# Recorded information
Start of Block

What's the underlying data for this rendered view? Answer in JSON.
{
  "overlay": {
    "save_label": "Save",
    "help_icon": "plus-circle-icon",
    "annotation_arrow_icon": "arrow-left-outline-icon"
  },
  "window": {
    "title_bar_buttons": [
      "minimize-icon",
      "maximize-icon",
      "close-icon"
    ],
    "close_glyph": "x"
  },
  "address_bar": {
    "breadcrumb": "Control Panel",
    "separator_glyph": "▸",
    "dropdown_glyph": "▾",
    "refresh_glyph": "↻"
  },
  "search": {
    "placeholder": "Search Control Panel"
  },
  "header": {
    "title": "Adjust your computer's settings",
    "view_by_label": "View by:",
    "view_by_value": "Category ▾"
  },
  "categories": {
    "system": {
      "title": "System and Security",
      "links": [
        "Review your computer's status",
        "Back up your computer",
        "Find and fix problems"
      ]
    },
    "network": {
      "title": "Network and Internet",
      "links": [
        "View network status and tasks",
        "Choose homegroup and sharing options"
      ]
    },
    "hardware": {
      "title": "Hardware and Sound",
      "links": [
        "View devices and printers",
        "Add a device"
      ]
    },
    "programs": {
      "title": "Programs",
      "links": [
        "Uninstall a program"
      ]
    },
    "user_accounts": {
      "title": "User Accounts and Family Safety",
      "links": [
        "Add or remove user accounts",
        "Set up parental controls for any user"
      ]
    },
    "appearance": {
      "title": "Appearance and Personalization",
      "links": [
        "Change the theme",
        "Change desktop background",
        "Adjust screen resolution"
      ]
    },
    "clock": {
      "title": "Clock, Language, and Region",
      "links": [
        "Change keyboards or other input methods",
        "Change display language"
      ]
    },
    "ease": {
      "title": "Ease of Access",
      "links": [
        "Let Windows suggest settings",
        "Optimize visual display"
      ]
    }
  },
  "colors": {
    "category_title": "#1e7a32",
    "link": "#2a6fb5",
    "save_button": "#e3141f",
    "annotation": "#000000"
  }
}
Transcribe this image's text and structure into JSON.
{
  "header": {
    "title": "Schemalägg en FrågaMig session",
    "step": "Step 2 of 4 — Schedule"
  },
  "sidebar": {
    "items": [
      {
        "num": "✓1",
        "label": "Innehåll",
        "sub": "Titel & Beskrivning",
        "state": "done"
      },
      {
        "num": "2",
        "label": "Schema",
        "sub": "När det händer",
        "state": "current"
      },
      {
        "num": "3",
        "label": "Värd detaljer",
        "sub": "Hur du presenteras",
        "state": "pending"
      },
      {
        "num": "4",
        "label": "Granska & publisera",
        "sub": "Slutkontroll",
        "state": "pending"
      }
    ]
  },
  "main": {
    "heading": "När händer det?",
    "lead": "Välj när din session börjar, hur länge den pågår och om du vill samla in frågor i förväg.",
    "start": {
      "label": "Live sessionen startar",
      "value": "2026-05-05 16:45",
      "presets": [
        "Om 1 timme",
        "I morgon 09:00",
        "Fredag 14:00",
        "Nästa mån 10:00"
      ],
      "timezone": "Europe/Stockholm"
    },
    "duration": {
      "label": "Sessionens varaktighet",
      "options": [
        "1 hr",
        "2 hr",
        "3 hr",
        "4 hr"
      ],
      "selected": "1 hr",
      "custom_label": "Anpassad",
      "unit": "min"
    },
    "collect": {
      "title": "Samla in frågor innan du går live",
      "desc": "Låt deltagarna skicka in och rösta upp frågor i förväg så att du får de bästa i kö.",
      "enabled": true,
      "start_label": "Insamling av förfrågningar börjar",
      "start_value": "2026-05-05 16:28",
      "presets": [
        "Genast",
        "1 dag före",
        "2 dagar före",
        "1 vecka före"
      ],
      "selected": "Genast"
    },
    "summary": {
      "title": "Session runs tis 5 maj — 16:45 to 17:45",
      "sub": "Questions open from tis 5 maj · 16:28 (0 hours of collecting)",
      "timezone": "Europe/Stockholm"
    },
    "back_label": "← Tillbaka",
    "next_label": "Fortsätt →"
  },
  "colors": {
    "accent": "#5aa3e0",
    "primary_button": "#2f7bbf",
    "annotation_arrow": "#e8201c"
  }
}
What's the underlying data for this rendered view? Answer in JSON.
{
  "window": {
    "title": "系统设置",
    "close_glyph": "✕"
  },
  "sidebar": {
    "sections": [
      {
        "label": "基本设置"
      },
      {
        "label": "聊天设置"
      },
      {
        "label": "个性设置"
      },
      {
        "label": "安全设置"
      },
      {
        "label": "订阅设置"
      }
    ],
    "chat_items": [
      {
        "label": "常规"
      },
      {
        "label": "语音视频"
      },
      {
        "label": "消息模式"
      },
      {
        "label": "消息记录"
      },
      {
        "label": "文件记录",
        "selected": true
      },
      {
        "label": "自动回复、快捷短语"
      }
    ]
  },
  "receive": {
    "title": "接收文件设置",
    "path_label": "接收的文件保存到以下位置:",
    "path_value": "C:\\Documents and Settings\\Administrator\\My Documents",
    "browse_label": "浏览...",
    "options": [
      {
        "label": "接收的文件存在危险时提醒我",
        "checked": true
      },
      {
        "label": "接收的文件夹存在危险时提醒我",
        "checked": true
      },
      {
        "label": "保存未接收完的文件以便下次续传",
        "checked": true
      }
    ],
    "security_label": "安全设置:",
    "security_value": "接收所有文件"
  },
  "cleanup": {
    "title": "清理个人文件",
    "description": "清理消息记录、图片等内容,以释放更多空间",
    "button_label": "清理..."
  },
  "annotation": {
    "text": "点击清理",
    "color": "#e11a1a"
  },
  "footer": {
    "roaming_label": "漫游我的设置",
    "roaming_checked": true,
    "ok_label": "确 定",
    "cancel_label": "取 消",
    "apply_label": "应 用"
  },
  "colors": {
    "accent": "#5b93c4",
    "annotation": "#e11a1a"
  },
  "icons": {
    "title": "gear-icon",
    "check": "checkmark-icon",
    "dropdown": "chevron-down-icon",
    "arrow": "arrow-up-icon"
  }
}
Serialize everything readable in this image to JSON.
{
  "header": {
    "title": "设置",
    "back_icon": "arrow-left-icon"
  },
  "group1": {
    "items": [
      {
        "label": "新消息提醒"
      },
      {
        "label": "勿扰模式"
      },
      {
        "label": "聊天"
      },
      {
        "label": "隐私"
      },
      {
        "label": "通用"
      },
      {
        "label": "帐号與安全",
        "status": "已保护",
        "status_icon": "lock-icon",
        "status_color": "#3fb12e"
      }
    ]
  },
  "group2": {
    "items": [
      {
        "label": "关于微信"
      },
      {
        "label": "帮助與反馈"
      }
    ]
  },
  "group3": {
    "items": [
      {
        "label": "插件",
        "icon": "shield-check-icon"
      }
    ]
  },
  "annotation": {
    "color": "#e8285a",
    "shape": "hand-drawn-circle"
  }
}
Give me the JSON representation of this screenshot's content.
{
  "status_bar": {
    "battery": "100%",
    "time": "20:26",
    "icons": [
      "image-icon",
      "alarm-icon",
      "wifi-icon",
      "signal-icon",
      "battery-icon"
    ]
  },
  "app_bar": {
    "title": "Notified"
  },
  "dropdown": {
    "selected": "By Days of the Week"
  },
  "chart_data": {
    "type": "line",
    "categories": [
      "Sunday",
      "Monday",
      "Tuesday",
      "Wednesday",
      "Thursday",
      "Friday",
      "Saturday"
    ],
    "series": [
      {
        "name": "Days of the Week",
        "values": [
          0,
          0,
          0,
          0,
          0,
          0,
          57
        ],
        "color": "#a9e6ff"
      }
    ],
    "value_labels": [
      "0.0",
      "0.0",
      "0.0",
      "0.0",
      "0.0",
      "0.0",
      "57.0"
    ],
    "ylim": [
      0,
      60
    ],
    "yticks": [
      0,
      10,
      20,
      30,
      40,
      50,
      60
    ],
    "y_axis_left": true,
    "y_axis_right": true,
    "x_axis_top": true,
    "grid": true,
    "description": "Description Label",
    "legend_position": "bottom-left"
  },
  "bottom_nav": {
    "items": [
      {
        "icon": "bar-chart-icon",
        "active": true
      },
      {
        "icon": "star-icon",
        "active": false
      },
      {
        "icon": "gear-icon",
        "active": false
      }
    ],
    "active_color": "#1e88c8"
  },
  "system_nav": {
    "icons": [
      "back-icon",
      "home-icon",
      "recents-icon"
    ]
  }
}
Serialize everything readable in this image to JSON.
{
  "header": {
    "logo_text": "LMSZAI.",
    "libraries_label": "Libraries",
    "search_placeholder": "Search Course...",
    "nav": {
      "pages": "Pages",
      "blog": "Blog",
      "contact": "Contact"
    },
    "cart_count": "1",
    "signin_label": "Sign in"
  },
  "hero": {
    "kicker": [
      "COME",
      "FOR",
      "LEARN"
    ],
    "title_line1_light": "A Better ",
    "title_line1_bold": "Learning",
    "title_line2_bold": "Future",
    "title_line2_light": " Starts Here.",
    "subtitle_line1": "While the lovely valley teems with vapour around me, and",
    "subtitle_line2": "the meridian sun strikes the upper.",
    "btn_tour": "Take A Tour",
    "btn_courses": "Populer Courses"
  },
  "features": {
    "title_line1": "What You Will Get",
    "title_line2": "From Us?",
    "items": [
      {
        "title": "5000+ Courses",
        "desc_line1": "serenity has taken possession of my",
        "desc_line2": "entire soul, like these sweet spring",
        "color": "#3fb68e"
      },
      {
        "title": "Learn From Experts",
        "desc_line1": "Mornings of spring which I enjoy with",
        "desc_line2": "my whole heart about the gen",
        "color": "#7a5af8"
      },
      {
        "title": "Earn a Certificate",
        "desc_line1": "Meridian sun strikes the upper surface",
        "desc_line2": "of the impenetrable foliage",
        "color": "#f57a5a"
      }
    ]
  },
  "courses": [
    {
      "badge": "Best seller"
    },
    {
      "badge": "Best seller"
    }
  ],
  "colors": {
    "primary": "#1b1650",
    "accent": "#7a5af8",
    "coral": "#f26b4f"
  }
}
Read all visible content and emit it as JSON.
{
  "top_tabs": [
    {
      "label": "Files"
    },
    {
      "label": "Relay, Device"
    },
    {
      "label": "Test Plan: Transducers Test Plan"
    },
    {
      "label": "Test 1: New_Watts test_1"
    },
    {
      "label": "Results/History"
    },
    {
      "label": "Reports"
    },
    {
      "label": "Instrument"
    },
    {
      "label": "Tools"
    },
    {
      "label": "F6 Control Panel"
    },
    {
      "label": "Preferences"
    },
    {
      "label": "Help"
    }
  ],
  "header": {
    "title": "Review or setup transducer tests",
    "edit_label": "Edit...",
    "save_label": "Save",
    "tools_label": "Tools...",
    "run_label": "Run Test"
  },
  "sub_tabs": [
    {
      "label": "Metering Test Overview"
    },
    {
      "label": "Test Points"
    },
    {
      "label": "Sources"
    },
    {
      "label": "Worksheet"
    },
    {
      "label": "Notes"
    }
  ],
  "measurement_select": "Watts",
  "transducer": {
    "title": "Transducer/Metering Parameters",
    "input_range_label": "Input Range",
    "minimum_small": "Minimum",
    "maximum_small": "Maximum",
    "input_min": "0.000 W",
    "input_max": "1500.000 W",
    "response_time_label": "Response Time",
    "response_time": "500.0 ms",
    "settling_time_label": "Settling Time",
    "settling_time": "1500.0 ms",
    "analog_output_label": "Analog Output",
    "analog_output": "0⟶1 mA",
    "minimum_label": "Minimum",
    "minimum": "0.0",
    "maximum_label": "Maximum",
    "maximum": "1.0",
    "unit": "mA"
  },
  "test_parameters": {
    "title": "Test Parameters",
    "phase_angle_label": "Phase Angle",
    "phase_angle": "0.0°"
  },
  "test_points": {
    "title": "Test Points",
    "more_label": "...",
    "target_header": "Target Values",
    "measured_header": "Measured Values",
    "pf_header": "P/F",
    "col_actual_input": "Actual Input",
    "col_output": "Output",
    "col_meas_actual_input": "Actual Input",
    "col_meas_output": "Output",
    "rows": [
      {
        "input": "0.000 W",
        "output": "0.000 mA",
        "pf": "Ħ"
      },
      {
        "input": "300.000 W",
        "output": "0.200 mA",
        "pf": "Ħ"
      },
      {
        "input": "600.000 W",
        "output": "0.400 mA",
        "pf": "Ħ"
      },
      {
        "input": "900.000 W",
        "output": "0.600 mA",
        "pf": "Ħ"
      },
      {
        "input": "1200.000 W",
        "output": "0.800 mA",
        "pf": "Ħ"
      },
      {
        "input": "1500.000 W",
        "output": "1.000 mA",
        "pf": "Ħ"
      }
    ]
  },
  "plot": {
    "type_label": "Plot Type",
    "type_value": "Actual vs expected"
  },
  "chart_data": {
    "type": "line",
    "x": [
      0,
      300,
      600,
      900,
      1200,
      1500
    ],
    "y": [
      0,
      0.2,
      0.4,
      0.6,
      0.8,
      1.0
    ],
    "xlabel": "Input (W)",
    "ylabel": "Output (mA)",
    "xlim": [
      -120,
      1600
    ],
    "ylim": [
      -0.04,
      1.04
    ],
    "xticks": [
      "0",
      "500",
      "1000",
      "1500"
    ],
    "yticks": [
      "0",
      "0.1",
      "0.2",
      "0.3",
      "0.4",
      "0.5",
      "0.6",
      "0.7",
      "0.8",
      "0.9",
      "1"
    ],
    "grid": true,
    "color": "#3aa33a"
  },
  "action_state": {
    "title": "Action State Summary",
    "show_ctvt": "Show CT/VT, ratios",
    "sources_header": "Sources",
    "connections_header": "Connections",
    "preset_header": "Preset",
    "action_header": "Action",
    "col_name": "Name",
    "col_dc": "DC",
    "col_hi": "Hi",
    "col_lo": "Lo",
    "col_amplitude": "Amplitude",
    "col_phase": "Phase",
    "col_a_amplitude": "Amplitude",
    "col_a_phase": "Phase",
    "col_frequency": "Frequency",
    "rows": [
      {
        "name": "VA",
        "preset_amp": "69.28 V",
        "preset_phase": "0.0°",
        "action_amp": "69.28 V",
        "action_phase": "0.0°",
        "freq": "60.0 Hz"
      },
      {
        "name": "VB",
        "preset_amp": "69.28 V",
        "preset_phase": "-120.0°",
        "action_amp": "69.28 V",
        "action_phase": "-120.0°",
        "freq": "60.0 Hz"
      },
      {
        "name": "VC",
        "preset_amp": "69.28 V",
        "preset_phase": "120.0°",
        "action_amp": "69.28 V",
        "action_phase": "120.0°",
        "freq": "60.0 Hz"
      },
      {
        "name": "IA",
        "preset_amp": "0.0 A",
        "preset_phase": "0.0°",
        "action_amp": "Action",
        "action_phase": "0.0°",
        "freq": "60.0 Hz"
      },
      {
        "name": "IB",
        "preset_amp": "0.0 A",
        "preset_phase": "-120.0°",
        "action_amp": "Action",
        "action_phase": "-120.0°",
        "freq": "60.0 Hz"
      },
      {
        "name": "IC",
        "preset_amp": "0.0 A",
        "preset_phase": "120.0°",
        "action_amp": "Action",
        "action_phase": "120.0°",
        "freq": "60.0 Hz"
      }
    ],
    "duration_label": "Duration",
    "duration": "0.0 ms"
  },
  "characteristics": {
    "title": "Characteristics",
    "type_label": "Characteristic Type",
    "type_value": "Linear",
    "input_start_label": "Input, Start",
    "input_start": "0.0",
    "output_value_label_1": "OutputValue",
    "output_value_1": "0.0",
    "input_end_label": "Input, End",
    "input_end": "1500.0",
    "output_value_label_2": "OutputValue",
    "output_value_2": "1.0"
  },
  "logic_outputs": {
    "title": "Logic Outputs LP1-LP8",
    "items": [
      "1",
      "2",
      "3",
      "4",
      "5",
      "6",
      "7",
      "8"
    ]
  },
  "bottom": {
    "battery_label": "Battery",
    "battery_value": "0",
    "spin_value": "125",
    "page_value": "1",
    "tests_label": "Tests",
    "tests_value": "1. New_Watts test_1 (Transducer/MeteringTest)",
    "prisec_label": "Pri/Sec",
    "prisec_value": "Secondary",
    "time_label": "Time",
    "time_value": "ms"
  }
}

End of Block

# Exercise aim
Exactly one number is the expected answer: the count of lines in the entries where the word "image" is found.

# Finished task
4